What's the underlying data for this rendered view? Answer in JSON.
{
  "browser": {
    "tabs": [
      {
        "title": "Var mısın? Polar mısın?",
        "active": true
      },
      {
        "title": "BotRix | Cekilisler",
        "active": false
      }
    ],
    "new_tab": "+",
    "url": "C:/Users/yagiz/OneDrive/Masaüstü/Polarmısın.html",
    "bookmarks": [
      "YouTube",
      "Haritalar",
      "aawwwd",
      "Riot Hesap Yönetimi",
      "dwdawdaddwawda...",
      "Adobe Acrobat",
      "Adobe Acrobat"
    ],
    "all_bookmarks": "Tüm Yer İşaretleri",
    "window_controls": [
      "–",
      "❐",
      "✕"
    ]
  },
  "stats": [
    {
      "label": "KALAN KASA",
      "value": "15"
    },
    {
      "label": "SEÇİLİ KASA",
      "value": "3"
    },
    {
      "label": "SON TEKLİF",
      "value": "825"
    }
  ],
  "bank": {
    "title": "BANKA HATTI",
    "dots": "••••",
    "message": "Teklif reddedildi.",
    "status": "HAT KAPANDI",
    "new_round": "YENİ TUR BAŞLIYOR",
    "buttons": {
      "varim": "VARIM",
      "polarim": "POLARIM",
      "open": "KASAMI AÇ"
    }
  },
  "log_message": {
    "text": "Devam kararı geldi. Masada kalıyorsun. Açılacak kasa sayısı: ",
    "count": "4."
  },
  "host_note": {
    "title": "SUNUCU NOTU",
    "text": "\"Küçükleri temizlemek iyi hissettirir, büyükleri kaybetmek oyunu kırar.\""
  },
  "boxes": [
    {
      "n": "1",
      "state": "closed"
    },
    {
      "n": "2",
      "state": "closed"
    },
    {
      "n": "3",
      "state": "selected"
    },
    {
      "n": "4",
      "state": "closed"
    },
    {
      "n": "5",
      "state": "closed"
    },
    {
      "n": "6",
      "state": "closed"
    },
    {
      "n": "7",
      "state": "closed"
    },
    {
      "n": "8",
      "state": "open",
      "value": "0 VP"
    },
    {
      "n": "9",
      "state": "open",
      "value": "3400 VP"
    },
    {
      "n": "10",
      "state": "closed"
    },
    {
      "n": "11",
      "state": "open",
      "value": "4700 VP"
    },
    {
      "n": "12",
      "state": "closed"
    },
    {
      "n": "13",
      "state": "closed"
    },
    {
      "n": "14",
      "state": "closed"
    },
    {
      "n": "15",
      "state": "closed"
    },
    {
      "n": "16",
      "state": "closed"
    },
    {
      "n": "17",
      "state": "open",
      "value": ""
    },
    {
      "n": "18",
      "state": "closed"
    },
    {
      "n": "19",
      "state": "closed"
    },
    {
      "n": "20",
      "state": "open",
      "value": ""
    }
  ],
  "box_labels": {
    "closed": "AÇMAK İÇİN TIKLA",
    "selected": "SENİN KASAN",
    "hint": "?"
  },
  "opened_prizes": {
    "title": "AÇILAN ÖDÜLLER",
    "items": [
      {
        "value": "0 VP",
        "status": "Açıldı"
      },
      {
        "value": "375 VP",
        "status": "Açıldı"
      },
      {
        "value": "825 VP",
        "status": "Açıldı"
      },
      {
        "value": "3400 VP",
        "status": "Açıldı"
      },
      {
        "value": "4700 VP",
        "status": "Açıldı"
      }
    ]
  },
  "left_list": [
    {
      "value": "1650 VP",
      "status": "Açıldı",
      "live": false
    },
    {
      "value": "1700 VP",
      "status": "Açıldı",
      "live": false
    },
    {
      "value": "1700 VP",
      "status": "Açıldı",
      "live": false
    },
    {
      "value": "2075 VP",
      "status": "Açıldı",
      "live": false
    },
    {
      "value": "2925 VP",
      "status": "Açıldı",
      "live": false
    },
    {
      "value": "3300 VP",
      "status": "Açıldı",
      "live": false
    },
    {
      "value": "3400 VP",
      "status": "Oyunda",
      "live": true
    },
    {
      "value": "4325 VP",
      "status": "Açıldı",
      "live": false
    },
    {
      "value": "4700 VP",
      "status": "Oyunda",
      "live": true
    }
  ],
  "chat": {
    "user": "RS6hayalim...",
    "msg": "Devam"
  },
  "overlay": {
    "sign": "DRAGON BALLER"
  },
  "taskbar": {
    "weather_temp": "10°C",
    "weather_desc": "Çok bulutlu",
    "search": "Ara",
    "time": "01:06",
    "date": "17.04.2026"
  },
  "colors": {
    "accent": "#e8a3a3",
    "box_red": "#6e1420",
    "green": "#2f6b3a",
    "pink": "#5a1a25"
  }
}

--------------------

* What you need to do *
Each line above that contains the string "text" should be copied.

* Task output *
    "text": "Devam kararı geldi. Masada kalıyorsun. Açılacak kasa sayısı: ",
    "text": "\"Küçükleri temizlemek iyi hissettirir, büyükleri kaybetmek oyunu kırar.\""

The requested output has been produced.